One of the best ways to keep a strong immune system is to incorporate fruits and vegetables into your diet. This is because these foods contain immune-boosting antioxidants. Since free radicals interfere with your immune system's response to things such as the cold or flu, a diet rich in antioxidants will fight off the damage by keeping your immune system strong.
Three Major Sources of Antioxidants
The three major antioxidant vitamins are beta-carotene, vitamin C and vitamin E. Supplementation with vitamins C, E and beta-carotene increase the activation of cells to protect immune responses to certain environmental sources of free radicals. These vitamins are found in color-rich fruits and vegetables, such as carrots and broccoli. The rich colors to look for in vegetables and fruits are green, orange, purple and yellow. These vegetables should be eaten raw or only lightly cooked to prevent the loss of the vital antioxidants and vitamins found naturally in these foods.
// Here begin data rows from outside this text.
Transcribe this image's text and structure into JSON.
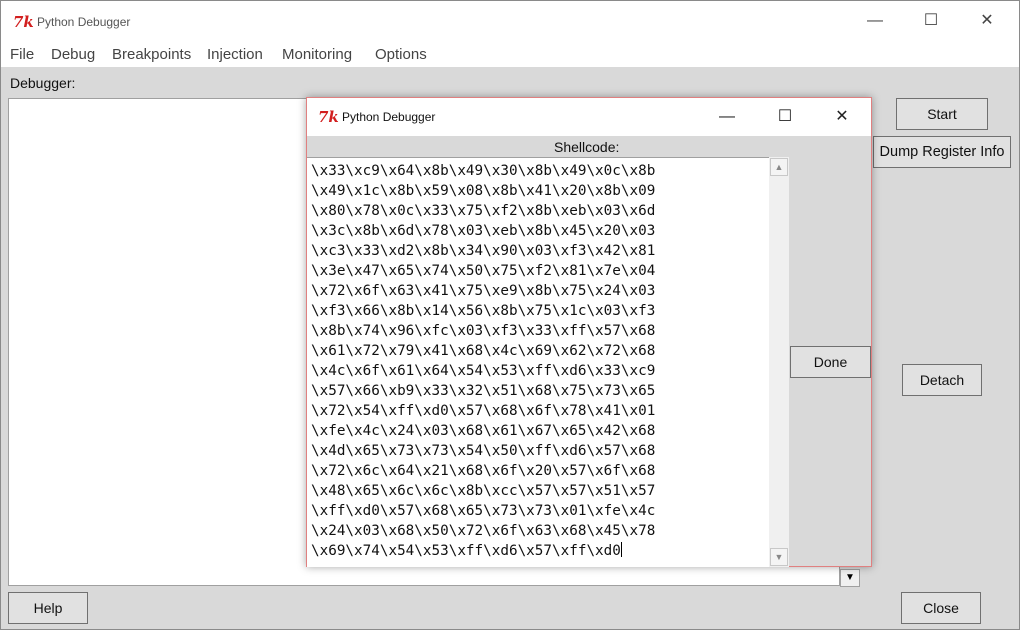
{
  "main_window": {
    "title": "Python Debugger",
    "app_icon": "tk-feather-icon",
    "window_controls": {
      "minimize": "—",
      "maximize": "☐",
      "close": "✕"
    },
    "menu": [
      "File",
      "Debug",
      "Breakpoints",
      "Injection",
      "Monitoring",
      "Options"
    ],
    "debugger_label": "Debugger:",
    "buttons": {
      "start": "Start",
      "dump_register_info": "Dump Register Info",
      "detach": "Detach",
      "help": "Help",
      "close": "Close"
    },
    "scroll_arrow": "▼"
  },
  "dialog": {
    "title": "Python Debugger",
    "app_icon": "tk-feather-icon",
    "window_controls": {
      "minimize": "—",
      "maximize": "☐",
      "close": "✕"
    },
    "shellcode_label": "Shellcode:",
    "done_button": "Done",
    "scroll_up": "▲",
    "scroll_down": "▼",
    "shellcode_lines": [
      "\\x33\\xc9\\x64\\x8b\\x49\\x30\\x8b\\x49\\x0c\\x8b",
      "\\x49\\x1c\\x8b\\x59\\x08\\x8b\\x41\\x20\\x8b\\x09",
      "\\x80\\x78\\x0c\\x33\\x75\\xf2\\x8b\\xeb\\x03\\x6d",
      "\\x3c\\x8b\\x6d\\x78\\x03\\xeb\\x8b\\x45\\x20\\x03",
      "\\xc3\\x33\\xd2\\x8b\\x34\\x90\\x03\\xf3\\x42\\x81",
      "\\x3e\\x47\\x65\\x74\\x50\\x75\\xf2\\x81\\x7e\\x04",
      "\\x72\\x6f\\x63\\x41\\x75\\xe9\\x8b\\x75\\x24\\x03",
      "\\xf3\\x66\\x8b\\x14\\x56\\x8b\\x75\\x1c\\x03\\xf3",
      "\\x8b\\x74\\x96\\xfc\\x03\\xf3\\x33\\xff\\x57\\x68",
      "\\x61\\x72\\x79\\x41\\x68\\x4c\\x69\\x62\\x72\\x68",
      "\\x4c\\x6f\\x61\\x64\\x54\\x53\\xff\\xd6\\x33\\xc9",
      "\\x57\\x66\\xb9\\x33\\x32\\x51\\x68\\x75\\x73\\x65",
      "\\x72\\x54\\xff\\xd0\\x57\\x68\\x6f\\x78\\x41\\x01",
      "\\xfe\\x4c\\x24\\x03\\x68\\x61\\x67\\x65\\x42\\x68",
      "\\x4d\\x65\\x73\\x73\\x54\\x50\\xff\\xd6\\x57\\x68",
      "\\x72\\x6c\\x64\\x21\\x68\\x6f\\x20\\x57\\x6f\\x68",
      "\\x48\\x65\\x6c\\x6c\\x8b\\xcc\\x57\\x57\\x51\\x57",
      "\\xff\\xd0\\x57\\x68\\x65\\x73\\x73\\x01\\xfe\\x4c",
      "\\x24\\x03\\x68\\x50\\x72\\x6f\\x63\\x68\\x45\\x78",
      "\\x69\\x74\\x54\\x53\\xff\\xd6\\x57\\xff\\xd0"
    ]
  }
}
Foods rich in beta-carotene include:
- Sweet Potatoes
Foods rich in vitamin C include:
Foods rich in vitamin E include:
- Swiss Chard
- Nuts and seeds
It can be a challenge to incorporate all the necessary antioxidant-rich fruits and vegetables that our bodies require to fight off free radicals and boost our immune system. Supplementation is an option when busy schedules make it difficult to ensure fruit and vegetable intake. These can be quite helpful, although there is no match for the vitamins and minerals found naturally in fresh fruits and vegetables.